   "The essence of the soul never becomes a part of ignorance, but timelessly abides in the place of her origin. Endowed with the intrinsic knowledge of her blueprint, our essence bridges the unawakened soul with her future realization...If a seeker is sincere, the soul's wisdom will steer him in the right direction sooner or later by creating the circumstances that trigger awakening, such as encounters with important books, teachings or masters. Seeing life from the perspective of many cycles of reincarnation, the wisdom of the soul always directs us towards the invisible fulfillment of our evolutionary blueprint. The soul is like a river that sooner or later must reach the ocean.
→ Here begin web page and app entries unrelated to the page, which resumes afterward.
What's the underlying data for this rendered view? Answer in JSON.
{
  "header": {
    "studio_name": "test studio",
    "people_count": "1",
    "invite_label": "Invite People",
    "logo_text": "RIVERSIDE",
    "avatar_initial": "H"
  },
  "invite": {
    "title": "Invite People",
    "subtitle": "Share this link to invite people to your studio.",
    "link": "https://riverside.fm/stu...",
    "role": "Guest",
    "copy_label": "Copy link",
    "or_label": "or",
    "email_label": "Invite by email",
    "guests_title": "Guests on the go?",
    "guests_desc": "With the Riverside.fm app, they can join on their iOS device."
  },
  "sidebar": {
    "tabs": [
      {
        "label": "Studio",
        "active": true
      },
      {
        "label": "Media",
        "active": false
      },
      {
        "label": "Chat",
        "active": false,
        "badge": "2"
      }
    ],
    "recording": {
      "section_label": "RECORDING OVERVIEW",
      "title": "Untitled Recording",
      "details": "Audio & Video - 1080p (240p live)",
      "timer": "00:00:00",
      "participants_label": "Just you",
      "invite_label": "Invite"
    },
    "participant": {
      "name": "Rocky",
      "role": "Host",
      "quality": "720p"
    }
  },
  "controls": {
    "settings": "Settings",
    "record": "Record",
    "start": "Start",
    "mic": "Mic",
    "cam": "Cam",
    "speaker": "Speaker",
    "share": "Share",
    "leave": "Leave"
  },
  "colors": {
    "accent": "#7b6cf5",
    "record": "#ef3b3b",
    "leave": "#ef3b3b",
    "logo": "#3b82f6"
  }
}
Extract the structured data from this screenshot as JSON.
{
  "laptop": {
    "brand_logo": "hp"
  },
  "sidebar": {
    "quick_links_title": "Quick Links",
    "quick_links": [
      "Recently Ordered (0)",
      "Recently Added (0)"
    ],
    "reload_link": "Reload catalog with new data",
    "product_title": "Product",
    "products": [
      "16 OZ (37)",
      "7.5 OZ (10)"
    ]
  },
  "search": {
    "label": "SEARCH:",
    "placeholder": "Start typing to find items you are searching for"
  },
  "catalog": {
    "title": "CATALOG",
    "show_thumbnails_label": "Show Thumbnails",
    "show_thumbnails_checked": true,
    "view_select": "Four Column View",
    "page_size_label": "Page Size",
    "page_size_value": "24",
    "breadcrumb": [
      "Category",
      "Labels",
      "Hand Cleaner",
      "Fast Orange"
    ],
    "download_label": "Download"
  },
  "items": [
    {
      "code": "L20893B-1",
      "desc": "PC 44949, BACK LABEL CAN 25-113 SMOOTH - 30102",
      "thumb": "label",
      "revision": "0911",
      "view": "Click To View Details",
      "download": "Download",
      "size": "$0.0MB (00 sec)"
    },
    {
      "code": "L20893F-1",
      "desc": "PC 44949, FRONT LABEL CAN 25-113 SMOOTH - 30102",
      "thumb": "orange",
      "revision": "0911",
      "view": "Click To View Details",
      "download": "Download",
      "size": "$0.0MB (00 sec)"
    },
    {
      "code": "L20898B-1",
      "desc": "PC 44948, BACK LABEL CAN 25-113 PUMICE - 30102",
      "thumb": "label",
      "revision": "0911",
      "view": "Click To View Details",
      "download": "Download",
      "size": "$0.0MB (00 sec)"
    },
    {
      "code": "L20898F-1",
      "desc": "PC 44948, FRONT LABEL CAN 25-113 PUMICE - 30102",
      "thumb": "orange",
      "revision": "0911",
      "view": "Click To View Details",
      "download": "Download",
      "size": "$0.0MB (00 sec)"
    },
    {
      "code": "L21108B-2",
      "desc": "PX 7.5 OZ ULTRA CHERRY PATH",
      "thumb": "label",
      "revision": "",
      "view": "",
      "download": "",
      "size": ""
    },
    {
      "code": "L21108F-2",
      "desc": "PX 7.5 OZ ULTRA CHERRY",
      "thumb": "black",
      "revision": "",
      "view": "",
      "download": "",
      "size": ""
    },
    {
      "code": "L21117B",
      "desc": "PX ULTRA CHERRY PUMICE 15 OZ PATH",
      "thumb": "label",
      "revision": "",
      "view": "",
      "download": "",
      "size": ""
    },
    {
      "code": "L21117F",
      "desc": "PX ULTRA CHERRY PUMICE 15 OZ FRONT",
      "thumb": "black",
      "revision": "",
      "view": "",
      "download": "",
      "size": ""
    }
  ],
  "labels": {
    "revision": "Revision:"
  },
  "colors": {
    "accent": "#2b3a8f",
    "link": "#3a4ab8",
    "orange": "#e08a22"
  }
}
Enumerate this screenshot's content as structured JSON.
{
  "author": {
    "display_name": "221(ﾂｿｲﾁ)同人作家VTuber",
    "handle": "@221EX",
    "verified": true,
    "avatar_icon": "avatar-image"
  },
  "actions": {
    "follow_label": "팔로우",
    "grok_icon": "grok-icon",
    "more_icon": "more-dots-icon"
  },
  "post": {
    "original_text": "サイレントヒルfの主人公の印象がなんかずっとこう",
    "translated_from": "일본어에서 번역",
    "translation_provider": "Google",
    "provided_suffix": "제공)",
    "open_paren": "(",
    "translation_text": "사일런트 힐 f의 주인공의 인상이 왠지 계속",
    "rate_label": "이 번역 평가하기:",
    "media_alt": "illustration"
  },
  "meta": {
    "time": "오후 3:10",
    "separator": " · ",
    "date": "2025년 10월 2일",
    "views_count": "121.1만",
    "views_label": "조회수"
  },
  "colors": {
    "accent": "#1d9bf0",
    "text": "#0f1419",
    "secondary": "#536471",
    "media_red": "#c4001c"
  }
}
Such is the divine law." (o[. cit., p. 167)

   So it seems we are off the hook.

(41) Brunton, op. cit., Vol. 12, Part 1, 1.191-192
(42) Ibid, Vol. 14, 3.392
(42a) Ibid, Vol. 6, Part 2, 1.83
(43) Odier, Daniel, Yoga Spandakarika (Rochester, Vermont: Inner Traditions, 2004), p. 116-118
(44) Godman, David, The Power of the Presence, Part Three (Boulder, Colorado: Avadhuta Foundation, 2002), p. 125
(45) Ladislous Boros, The Mystery of Death (New York: Seabury Press, 1963), p. 47